The Divundu Village Council Chief Executive Officer, Athanasius Maghumbo has called on residents to refrain from selling land that belongs to the state to investors.
The land referred to is the land that forms part of the townlands, in from which the residents are required to move to pave way for development. According to Maghumbo, the village council has been experiencing a rising number of sales of communal land around Divundu village by residents, which does not belong to them and they are not mandated to dispose of.
“The Council is challenged by sales of communal land by local residents to which they do not have title to privately. They also claim that the tariff for compensation is very low and doesn’t understand that the land belongs to the state and entrusted to the local authority for management purposes which includes alienation. The problem with the residents is that they want to sell land directly to investors while the village council is the only body mandated by law to sell land in a proclaimed area such as a local authority,’’ Maghumbo pointed out. He warned residents they they will be charged criminally against selling land that does not belong to them.
Divundu settlement in Kavango East, is 200km east of Rundu on the TransCaprivi Highway and has a population of 5 430 inhabitants. “We sell the land privately because it is rightfully ours and the government just gives us peanuts compare to what investors will pay us for the land. The investors really give us a lot of money.
The land belongs to us and our ancestors, it does not belong to the state as they are claiming. Our forefathers where here before them,’’ said an aggrieved resident, who spoke on condition of anonymity.
In addition, he said the council takes long to compensate when compared to private investors who according to the resident pay them within weeks or even days. Maghumbo said the council compensates affected communities as per Compensation Policy Guidelines for Communal Land of 2009 and that the government is responsible for compensation which is done through Council and in their case a Local Authority.
Last year Kavango West governor Sirrka Ausiku called for the review of the compensation policy used by local and regional council authorities to compensate landowners who pave way for development.

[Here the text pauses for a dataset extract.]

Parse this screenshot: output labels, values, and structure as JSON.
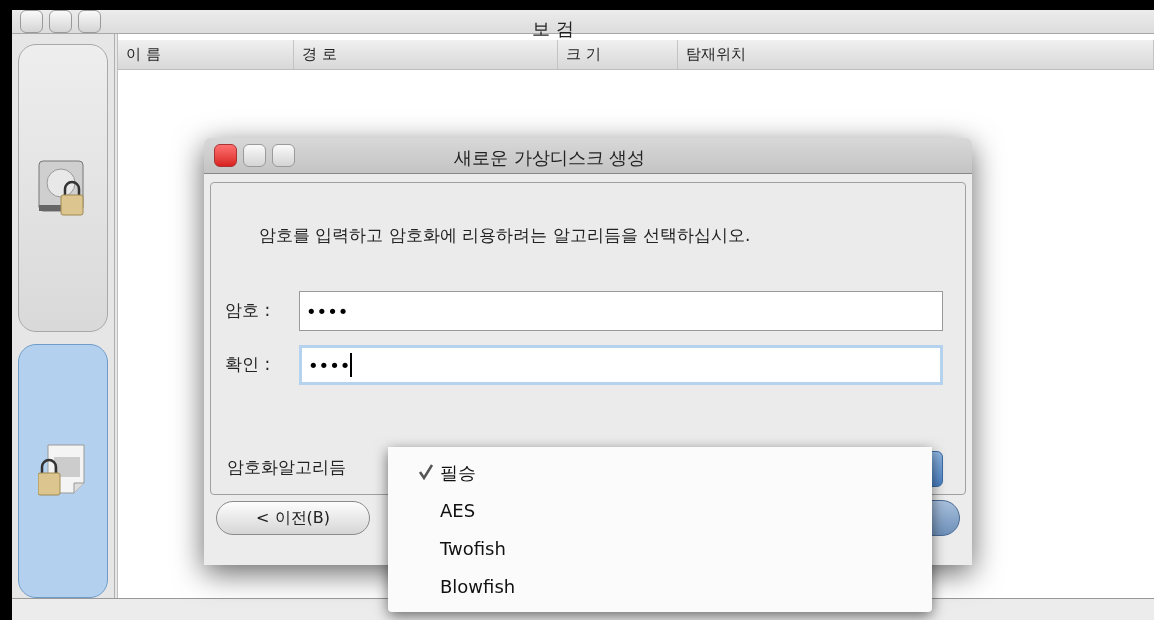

She said the limited budget that they receive from the line ministry makes it difficult to fulfill some of their duties, such as the issue of compensation for the inhabitants.